When I took my first yin yoga class, I was already familiar with the teachings and theories of yin and yang (Daoism, Jung), I had been introduced to it, and intrigued, for some time. So I was very curious as to what exactly a ‘Ýin’ yoga practice would entail, physically. Up until that point, I had only practiced power yoga in the forms of Vinyasa and Ashtanga, so walking into my first Yin class was very exciting. I remember being greeted by the sweetest teacher with such beautiful and radiant energy. During the class I was introduced to a very different style of yoga, I was introduced to postures that were held for three to five minutes. I was in awe. Back bends, hip openers, spinal twists, heart openers, all inviting the body to open up and the energy to flow freely through all connective tissue (joints, tendons, ligaments, bones, fascia, that which connects all parts of the body to each other, basically what our whole bodies consist of). It was finding your edge, becoming still, surrendering, and staying there. It was confronting and incredibly powerful.
It took just one session for me to become absolutely addicted to the ‘afterglow’, that warm sensation rushing all over your body after just having held a posture for five minutes. The rush of energy freely flowing through all connective tissue, between all parts of the body. Some sort of release, after just spending minutes at a time very gently and very consciously stressing and stimulating these parts of the body that ‘bind’ everything together, something I had not experienced before and knew very little about.
“There is an added benefit of practicing movements that stem from the wisdom traditions rather than conventional exercise: the complementary emphasis on training the mind. Working on the level of the body, while simultaneously training the mind deepens our overall sense of well-being in a way that can last beyond the exercise sessions themselves”. – Sarah Powers, Insight yoga
Up until that point, every physical activity that I did was focused on power, strength and muscle tissue. This was the first time I was introduced to this completely different part of my body, which I seemed to be neglecting. I was once again reminded of the importance of balance, in everything we choose to do. A ‘yang’ practice, focused on stimulating muscle tissue is incredibly important for our well-being, but, equally as important is a ‘yin’ practice, stimulating connective tissues and taking care of the body as a whole. I was sold, I fell in love with the practice, and the teachings accompanying it, as well as the beautiful soul teaching the class. I added that practice to my regular schedule and wanted to know more. Just as climbing, yoga had become much more than a physical activity, it became a deeper connection to parts of me that were not yet discovered.
The next step

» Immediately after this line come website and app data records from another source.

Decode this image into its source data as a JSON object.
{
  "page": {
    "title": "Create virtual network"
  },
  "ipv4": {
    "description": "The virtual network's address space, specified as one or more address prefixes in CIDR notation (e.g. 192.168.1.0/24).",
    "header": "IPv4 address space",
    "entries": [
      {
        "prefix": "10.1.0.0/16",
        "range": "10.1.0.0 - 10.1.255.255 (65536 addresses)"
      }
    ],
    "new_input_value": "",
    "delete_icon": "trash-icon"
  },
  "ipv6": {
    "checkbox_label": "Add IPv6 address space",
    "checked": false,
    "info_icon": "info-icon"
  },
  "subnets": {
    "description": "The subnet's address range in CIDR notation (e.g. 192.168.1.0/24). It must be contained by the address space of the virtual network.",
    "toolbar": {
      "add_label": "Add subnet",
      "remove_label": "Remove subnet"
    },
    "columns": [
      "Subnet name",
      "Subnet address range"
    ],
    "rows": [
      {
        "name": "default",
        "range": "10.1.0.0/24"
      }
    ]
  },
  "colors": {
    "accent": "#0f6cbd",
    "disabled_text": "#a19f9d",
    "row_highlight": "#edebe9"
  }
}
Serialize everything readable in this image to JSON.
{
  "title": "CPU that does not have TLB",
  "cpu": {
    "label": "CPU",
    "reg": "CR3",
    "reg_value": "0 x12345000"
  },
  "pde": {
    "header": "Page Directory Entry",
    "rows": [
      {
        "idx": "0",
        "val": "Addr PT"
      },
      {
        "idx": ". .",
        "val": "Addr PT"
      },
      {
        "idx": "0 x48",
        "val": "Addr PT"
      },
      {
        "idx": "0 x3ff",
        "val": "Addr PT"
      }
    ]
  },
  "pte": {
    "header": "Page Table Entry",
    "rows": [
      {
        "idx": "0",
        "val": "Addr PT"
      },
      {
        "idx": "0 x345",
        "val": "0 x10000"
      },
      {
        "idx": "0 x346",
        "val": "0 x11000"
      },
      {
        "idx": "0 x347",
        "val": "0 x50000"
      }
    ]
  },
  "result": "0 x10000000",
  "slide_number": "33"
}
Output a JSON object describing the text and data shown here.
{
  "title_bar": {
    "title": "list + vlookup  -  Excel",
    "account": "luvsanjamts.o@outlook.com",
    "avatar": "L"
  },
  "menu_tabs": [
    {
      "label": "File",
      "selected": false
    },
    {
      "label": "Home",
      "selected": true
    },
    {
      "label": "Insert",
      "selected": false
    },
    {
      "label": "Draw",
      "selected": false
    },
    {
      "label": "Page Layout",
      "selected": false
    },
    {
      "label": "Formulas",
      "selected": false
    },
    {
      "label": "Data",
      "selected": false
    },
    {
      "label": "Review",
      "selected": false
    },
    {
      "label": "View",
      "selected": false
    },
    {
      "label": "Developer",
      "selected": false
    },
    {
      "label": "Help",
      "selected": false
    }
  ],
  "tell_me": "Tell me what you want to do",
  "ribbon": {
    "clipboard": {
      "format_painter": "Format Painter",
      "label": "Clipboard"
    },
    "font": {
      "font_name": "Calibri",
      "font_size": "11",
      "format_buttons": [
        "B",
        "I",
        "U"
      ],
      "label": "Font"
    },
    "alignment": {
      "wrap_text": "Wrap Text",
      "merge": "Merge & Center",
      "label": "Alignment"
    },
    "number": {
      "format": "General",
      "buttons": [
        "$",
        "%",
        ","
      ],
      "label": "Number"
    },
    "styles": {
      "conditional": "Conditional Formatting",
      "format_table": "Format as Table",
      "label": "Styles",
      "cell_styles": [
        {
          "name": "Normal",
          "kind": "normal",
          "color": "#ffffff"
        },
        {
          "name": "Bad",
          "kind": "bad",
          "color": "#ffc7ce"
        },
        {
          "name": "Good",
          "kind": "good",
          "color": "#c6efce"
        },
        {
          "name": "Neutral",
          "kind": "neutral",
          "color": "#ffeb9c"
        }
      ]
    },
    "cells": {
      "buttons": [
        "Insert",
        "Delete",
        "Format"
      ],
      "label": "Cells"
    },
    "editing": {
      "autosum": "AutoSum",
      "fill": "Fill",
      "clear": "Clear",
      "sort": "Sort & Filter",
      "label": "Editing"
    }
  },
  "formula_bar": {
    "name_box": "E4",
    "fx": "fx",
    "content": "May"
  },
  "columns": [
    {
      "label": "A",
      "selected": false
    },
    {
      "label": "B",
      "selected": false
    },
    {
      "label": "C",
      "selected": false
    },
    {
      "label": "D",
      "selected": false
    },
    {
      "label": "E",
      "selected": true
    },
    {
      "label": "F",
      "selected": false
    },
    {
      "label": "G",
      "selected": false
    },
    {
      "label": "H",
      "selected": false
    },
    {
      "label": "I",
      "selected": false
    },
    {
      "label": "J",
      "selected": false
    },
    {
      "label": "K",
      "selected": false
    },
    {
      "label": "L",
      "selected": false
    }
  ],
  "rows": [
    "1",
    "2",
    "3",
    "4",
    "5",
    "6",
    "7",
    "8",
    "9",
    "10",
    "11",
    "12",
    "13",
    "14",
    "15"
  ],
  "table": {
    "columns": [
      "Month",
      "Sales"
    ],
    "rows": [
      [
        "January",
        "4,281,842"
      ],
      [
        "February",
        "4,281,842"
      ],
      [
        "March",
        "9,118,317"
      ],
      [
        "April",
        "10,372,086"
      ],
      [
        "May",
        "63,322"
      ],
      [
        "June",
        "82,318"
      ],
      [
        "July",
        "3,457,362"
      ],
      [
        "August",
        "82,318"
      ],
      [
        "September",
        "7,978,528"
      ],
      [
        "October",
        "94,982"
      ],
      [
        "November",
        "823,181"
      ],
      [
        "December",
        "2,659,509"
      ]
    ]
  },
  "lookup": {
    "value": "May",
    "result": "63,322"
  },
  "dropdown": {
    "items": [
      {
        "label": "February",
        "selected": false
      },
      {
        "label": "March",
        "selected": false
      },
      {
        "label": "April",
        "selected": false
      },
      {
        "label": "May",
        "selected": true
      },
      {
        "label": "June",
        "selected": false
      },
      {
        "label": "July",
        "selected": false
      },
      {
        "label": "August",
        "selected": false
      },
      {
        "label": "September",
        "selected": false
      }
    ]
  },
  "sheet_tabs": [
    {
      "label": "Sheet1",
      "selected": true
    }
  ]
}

I’m writing this as I’m now halfway through a 200-hour RYT Yin Yoga Teacher Training and loving every second of it. About two to three months into practicing yoga regularly and finding Yin yoga especially I started playing with the idea of taking on a yoga teacher training. I was finishing up my thesis, about to graduate and trying to figure out what truly ‘lights my fire’. For the past year, I had found a true passion in health and wellbeing and wanted to find a way to combine my bachelor degree in International communication management with my love for sports, wellness, and lifestyle. Though I’m still figuring that out, I’m definitely enjoying the process!
After some months of contemplation, talking to my yoga teachers, consulting with those close to me and searching for the right program, I decided to go for it. I decided to take on the Yin yoga teacher training to learn more about the practice, the philosophy, the why, what and how, and most importantly myself. I say that this training is something that I chose to do for my personal development, and I do truly mean that, however, along the way, as I’m learning more about this practice, and what it truly means, I find myself excited to one day somehow, share that with others!
Have a ‘yoga story’ too? I would love to read about it, just leave a comment!
Love & Light,